Her likeability spread outside of the military and into the homes of the Roman people as well.The countryside of Rome consisted of widespread farmland, an environment that led to a need for a goddess who could protect and look over the stables and horses of the common people outside of the military.
Epona's distribution throughout the realm was greatly aided by the fact that the Romans were already a religiously tolerant culture.Many gods of Gaul had been brought into the Empire by marrying Roman gods (as was the case with Mercury and Rosmerta) or by re-appropriating their names and affiliations to align with pre-existing Roman gods.There are also instances, however, where people are Rh-Negative.Health problems may occur for the unborn child of a mother with Rh-Negative blood when the baby is Rh-Positive.As Epona was introduced into the city of Rome, her name and image spread like wildfire.
Farmers, stable hands, grooms, drivers, and so many other ordinary people who interacted with horses and mules on a day to day basis welcomed Epona into their own lives and homes, and worshipped her as frequently as the Roman military.
The large Grave Creek Mound proved to be an irresistible attraction to early antiquarians and curiosity seekers.
In 1823, John Haywood mentioned the impressive mound: “of a conical form, 75 feet high.
Epona is unique in that she was not renamed or married to a Roman husband—she came to Rome as herself and blended quite smoothly into the Roman military.
She is the only known Celtic deity to have been embraced in her original form by the Empire, with little adjustment made to her list of attributes.
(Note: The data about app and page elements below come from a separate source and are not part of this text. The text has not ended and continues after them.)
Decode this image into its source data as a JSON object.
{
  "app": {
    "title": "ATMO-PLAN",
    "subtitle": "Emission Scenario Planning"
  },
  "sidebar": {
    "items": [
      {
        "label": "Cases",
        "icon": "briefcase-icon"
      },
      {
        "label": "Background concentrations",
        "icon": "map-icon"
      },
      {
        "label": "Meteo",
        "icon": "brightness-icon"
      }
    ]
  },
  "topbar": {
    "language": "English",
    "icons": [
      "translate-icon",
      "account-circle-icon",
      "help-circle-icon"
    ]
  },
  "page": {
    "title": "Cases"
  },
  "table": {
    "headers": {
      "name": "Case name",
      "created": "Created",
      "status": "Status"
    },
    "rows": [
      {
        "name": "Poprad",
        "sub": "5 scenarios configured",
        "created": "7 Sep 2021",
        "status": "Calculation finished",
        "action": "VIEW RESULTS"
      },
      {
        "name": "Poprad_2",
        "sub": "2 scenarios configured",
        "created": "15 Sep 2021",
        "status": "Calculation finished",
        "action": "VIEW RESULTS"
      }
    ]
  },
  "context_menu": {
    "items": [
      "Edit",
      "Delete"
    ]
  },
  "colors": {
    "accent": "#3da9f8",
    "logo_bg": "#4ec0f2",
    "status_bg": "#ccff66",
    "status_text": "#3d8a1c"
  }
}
Riley Winters is a recent graduate from Christopher Newport University with a degree in Classical Studies and Art History and a Medieval and Renaissance Studies minor She will be attending the University of Glasgow in for Celtic and Viking Archaeology...